The image of a life belt, shaped like a heart with Afghanistan at its centre, appeared alongside the message ‘Refugees welcome’ on the popular beach on Sunday.

The messages were crafted by members of Stand Up to Racism West Wales which also leafleted in the town on Sunday before holding a rally at the beach next to the message.

Patrick Connellan, from the anti-racism group, said there is support for welcoming those fleeing persecution and danger. 

“I think yesterday and two weeks ago we had an incredibly good response.
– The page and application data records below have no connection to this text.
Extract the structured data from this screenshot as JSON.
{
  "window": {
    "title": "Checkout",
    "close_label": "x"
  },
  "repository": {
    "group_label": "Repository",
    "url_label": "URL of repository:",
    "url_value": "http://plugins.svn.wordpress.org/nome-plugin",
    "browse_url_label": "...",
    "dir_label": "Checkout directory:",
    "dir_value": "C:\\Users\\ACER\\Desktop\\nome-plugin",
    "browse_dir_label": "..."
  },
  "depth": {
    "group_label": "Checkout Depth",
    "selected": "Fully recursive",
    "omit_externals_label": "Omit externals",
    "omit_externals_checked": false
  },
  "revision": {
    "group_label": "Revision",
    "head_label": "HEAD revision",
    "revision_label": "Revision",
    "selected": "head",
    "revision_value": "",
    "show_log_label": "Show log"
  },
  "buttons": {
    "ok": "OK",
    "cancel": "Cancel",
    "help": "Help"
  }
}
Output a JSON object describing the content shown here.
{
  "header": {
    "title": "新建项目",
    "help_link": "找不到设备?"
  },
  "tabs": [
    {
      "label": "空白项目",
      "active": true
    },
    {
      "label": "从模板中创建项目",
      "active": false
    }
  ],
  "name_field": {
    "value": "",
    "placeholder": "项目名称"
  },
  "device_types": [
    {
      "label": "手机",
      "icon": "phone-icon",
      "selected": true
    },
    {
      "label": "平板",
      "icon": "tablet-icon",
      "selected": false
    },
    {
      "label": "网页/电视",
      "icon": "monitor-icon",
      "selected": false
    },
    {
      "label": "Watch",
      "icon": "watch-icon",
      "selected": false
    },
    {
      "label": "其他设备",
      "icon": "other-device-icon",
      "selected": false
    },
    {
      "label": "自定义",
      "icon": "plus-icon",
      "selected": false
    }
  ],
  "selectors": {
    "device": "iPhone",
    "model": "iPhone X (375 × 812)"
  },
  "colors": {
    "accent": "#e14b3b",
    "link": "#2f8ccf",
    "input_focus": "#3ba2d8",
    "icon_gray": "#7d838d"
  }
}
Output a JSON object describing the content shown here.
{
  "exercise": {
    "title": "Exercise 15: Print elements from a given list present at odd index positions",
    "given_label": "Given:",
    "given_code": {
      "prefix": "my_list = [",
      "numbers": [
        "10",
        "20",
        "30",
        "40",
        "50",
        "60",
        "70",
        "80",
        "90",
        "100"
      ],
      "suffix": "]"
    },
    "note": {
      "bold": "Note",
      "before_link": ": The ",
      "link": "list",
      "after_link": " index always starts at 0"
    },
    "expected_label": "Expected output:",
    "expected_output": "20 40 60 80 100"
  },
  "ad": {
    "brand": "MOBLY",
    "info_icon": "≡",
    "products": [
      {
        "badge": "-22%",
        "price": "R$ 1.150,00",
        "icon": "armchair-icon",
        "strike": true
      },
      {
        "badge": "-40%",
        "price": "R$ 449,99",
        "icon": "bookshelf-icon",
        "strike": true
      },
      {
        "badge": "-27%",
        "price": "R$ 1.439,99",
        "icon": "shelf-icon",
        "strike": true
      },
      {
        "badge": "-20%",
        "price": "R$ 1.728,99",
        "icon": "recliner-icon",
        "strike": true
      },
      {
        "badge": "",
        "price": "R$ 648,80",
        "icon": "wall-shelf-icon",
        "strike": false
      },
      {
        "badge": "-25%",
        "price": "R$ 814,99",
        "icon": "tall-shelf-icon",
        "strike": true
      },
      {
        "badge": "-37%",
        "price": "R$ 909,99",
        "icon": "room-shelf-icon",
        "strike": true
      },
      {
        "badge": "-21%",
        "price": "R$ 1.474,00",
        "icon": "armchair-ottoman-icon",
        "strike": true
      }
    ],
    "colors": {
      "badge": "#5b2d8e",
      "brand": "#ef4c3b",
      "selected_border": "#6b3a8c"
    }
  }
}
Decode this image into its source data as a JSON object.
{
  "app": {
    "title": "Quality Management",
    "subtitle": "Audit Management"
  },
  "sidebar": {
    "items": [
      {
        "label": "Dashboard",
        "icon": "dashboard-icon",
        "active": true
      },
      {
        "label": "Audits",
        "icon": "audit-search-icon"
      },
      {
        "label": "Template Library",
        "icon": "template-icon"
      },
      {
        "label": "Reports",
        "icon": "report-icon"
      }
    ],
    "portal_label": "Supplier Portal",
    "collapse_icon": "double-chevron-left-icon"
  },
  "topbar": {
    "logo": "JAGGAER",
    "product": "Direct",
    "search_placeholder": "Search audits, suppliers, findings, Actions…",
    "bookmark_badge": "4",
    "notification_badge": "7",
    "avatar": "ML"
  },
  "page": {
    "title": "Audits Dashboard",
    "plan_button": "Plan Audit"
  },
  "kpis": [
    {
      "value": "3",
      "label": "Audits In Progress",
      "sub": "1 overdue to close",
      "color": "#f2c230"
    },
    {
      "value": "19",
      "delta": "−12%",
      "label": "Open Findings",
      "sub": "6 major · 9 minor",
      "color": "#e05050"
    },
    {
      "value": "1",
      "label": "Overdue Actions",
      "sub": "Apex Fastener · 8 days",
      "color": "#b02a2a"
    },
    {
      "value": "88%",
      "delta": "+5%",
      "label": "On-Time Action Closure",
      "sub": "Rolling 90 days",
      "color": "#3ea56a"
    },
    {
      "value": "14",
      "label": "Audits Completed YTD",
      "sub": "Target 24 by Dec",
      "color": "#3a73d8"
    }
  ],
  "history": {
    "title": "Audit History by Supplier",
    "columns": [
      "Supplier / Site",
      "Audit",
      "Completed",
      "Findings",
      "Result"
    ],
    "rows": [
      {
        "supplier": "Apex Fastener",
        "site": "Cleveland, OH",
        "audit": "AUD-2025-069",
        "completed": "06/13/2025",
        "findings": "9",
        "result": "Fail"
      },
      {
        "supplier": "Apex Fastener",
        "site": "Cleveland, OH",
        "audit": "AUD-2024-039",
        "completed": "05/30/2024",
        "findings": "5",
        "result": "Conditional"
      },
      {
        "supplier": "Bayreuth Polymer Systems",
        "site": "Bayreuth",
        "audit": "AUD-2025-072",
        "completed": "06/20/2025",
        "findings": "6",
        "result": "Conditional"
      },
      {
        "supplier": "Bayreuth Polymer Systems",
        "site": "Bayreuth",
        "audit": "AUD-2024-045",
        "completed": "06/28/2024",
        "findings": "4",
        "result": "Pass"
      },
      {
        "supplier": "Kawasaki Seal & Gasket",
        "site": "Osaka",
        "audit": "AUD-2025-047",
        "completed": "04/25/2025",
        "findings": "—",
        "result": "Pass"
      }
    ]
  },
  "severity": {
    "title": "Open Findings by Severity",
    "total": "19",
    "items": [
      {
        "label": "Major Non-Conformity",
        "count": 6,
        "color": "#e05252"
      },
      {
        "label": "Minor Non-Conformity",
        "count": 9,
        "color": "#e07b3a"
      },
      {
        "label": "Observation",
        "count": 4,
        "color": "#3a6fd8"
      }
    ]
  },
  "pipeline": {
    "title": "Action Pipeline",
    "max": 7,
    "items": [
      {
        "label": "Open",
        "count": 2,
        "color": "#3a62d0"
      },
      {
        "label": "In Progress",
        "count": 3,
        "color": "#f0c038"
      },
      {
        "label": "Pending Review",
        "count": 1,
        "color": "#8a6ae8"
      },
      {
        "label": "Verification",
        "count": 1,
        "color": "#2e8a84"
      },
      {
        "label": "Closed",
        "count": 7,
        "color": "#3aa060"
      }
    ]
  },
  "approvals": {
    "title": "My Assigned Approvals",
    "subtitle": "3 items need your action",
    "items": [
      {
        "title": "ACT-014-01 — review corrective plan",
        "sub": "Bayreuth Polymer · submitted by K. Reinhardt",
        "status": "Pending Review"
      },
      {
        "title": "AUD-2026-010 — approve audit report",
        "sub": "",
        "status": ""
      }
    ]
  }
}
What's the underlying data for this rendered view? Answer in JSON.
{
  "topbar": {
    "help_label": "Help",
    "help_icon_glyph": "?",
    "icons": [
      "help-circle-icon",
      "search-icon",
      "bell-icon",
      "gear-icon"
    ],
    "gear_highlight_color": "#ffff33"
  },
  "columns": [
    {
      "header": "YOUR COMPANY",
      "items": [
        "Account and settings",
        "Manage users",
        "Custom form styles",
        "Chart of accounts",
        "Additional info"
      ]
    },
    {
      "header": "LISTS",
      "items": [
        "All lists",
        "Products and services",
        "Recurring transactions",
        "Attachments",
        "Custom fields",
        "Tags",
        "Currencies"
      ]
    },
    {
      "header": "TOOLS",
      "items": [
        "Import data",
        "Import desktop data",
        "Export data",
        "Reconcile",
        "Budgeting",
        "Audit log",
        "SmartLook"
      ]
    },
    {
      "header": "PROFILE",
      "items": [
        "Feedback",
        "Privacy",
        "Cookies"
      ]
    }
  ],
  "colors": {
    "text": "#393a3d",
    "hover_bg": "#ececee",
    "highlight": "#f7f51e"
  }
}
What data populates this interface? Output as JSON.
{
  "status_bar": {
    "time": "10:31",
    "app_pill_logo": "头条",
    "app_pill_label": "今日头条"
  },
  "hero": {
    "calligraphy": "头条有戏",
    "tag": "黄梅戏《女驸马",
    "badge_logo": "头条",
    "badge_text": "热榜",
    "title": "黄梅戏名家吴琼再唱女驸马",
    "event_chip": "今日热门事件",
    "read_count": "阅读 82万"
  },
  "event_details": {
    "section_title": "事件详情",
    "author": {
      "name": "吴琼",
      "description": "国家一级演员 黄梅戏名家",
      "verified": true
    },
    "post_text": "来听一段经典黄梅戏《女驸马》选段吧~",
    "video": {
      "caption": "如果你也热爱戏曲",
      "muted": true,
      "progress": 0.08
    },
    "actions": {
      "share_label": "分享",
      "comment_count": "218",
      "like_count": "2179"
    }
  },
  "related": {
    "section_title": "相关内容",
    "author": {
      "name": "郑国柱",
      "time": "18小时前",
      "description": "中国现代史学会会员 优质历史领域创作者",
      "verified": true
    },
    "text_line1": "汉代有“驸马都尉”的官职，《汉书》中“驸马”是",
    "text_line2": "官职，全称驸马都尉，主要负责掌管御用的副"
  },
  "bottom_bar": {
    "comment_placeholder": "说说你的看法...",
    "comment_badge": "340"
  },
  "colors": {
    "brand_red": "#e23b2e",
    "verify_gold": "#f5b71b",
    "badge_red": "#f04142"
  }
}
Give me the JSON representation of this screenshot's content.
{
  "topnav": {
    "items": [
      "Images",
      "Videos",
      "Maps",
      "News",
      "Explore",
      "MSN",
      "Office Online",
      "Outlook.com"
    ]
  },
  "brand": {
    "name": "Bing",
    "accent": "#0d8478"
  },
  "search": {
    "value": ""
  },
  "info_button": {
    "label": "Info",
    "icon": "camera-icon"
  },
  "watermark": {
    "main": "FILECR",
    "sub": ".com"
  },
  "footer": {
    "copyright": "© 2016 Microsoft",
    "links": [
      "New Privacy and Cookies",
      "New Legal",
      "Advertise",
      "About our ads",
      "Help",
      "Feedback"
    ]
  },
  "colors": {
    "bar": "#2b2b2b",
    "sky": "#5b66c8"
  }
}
Two weeks ago I don’t think we got any nasty comments but had one or two yesterday," he said.

“Most people around in Tenby yesterday are tourists from all over the UK and I don’t think anybody would be unsupportive of Afghan refugees given the situation they are facing.” 

Leaflets distributed by the group called for the UK government to allow all Afghan refugees and not to deport those who have already come to the UK but have had asylum claims rejected. 

READ MORE: Carwyn Jones on Afghanistan crisis and new Taliban regime

The group described a scheme announced by the UK Government last week to welcome up to 20,000 Afghan refugees over five years as “woefully inadequate”. 

It also criticised European Union countries that raised objections to a ban on deportations for Afghan asylum seekers. 

The Stand Up to Racism West Wales group has been active since the Home Office placed asylum seekers at the Penally Camp in September last year – where conditions were later found to be "run down and unsuitable"

Mr Connellan said the group is also opposed to the UK Government's Nationality and Borders Bill which will criminalise asylum seekers who enter the UK without authority.

Opponents say that with very few legal routes to do so, the majority of asylum seekers have no other option.

The UK Government says it has evacuated more than 1,800 people from Afghanistan in the last 24 hours. 

Armed forces minister James Heappey told Sky News he expects “a further nine flights over the next 24 hours”. 

Mr Heappey also said the number of people which the UK hopes to evacuate overall has changed over time. 

He said: “It is certainly the case as the cases have been made for more people from Afghan civil society to be evacuated, those names have been added. 

“In reality, the focus is on the around 1,800 eligible persons or UK passport holders, British nationals and the remaining people under the Arap (Afghan relocations and assistance policy) scheme which is 2,275, but there are thousands more who we would like to get out if there is the time and the capacity.” 

Funds totalling £5 million will be available to local councils to help Afghan refugees who are coming to the UK through the Afghanistan Relocations and Assistance Policy (ARAP) scheme. 

Councils in Wales will use the money to help provide housing and support to Afghans who have worked for the UK in jobs such as interpreters in Afghanistan and now face threats to their safety.

That scheme was announced in April, and Welsh councils have already said they will join the programme, while the government announced a further scheme to support vulnerable Afghans, especially women and girls, following the Taliban taking control of the country last week. 

If you value The National's journalism, help grow our team of reporters by becoming a subscriber.